### Input for this task
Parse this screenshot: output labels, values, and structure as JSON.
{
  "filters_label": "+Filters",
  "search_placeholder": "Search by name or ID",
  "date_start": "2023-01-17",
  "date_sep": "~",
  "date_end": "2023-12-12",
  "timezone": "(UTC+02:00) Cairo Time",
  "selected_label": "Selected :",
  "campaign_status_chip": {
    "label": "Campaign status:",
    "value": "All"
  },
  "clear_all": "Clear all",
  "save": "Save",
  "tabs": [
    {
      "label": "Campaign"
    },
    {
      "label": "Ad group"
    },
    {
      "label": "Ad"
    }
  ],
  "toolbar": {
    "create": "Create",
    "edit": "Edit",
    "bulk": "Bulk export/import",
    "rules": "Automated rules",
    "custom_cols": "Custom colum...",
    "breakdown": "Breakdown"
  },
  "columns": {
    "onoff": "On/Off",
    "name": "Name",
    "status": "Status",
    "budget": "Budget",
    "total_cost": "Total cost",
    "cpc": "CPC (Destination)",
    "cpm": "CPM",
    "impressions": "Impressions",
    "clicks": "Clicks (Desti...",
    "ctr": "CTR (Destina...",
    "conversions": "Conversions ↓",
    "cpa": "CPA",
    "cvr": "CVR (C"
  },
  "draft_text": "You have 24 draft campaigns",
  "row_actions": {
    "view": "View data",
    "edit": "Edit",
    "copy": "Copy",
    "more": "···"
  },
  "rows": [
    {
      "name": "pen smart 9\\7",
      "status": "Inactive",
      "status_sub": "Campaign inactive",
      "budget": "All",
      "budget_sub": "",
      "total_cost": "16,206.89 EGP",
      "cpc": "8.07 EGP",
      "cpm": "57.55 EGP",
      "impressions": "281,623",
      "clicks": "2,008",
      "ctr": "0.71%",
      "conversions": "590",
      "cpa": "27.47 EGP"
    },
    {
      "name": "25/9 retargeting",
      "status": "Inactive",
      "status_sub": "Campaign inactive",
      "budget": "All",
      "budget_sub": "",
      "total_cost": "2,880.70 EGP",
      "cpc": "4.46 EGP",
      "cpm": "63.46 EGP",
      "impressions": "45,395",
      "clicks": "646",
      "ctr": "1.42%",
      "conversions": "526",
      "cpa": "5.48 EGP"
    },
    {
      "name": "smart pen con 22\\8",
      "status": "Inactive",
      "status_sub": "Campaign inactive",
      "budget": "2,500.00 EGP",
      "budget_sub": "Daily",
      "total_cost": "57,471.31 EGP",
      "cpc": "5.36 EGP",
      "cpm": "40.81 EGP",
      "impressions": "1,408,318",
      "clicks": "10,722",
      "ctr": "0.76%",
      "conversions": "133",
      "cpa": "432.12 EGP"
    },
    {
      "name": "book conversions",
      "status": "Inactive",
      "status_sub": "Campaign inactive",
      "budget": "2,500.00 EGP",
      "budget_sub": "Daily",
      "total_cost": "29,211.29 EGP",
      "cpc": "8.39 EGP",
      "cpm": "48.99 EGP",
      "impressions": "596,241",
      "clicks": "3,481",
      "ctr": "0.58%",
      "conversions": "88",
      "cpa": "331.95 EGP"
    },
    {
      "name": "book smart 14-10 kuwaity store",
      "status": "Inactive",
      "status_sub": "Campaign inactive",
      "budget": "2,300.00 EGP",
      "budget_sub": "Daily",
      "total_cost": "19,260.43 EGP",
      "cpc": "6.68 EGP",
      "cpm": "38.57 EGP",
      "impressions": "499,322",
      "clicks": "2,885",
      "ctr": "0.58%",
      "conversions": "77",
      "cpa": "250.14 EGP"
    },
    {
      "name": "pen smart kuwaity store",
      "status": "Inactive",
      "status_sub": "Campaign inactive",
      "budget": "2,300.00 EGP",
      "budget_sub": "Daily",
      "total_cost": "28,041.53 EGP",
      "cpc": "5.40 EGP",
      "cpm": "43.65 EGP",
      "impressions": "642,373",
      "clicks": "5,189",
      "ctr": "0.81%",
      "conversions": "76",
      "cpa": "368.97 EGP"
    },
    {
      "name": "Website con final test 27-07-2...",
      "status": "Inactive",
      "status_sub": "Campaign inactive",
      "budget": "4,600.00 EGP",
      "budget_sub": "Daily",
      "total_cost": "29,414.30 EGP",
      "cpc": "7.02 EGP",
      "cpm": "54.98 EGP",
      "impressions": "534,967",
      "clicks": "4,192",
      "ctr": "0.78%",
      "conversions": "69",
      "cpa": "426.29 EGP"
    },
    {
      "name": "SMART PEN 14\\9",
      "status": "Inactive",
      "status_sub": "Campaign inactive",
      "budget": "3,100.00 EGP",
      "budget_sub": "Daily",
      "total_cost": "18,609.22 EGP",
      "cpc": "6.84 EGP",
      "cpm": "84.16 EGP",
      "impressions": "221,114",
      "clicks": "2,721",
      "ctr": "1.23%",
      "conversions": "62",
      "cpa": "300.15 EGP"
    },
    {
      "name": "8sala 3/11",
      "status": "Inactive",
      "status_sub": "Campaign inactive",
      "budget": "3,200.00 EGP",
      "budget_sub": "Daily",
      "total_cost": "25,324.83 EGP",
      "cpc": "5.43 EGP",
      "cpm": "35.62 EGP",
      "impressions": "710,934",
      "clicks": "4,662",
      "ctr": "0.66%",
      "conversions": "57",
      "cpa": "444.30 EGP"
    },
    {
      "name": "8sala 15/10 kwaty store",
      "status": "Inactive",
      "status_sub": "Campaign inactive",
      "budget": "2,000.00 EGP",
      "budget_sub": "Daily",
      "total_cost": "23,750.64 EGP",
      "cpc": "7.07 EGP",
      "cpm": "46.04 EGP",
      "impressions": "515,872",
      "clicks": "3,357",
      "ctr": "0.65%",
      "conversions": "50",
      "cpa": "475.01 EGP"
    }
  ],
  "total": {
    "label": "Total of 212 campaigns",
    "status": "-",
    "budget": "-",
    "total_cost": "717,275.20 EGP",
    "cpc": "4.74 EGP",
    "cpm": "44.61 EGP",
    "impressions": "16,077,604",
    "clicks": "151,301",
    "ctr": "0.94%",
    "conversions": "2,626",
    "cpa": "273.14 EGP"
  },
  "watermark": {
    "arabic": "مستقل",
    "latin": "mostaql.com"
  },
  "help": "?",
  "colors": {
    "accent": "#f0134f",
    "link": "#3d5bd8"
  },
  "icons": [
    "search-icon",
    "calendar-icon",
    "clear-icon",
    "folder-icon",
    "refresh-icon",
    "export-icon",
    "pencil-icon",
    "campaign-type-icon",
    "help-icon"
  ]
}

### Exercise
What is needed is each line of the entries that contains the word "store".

### Response to the exercise
      "name": "book smart 14-10 kuwaity store",
      "name": "pen smart kuwaity store",
      "name": "8sala 15/10 kwaty store",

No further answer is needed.